How do you fit the zany recollections of a family of twelve into a few pages? You don’t! Furthermore, that isn’t the only problem. How do you keep the page count down so the publisher won’t charge an arm, a leg, a back, and a torso to your reader? And how do you keep the font at a size that eyes older than a few decades can decipher? A few months ago, agents reviewed the story and said, “It’s well written and engages the reader all the way to the end. However, first-time authors can only be sold in small packages. Cut some chapters, remove some stories, and we’ll consider selling your book to the traditional publishers.” So I asked myself and a few involved protagonists, “Which sister do I leave out, or which year of my childhood do I cut?” When the answer came back, “None, of course,” I
How does a person write the story of growing up in the middle, or should I say muddle, of a family of many characters? How can one be true to her own memories and honest with the memories of others when there is discrepancy of detail and interpretation? The answer is: With great care. Care to cast a net of research for the truth, seeking as many voices, documents, and historical facts as possible. Care to review together that which is discovered. Where variables surface, take care to explain the rationale for choosing one over another. That is, diaries and letters will trump personal recollections, while historical timelines can mitigate dogmatic opinions. How do you re-enforce the bonds that have been tested over time? The answer may be: With much compassion. Compassion that allows another person to opine on the stories you've included and review the text you've written. Compassion to remove words that feel offensive to some even if not

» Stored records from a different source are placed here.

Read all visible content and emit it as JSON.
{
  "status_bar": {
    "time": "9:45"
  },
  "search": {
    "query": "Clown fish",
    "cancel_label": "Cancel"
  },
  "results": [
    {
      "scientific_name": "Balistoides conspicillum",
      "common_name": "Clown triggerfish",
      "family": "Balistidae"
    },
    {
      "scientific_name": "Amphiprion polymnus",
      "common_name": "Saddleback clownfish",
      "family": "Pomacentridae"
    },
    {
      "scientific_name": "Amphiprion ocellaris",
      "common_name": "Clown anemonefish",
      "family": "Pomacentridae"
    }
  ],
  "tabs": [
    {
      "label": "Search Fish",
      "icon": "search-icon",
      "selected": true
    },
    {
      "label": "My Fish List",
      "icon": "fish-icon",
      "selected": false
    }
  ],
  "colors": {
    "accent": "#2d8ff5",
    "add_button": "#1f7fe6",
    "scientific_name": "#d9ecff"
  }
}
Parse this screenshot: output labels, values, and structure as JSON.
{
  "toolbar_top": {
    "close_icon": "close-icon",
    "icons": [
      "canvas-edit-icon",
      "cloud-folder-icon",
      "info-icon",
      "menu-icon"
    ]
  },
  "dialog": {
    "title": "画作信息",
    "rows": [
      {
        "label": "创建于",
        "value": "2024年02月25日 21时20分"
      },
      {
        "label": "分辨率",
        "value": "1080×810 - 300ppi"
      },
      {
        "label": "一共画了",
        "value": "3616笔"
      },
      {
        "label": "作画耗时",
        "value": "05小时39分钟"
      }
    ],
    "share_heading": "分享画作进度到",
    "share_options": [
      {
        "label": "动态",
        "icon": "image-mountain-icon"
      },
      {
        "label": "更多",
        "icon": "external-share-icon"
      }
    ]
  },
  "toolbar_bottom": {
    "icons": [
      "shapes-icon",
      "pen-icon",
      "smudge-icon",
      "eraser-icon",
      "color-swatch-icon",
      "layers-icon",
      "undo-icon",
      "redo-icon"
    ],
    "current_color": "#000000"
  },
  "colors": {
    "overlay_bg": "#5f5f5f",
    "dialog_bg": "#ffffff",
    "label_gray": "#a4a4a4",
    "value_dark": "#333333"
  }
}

To blog or not to blog. That is the question. The question over which I have mulled for weeks…well months…yup even years. For someone who loves words, what a chance to elocute. I can resist no longer. For I must grab this opportunity to share the experience of writing a memoir, before my memory of the memoir has gone the way of other aging memories and before the hard drive of my mind crashes into oblivion.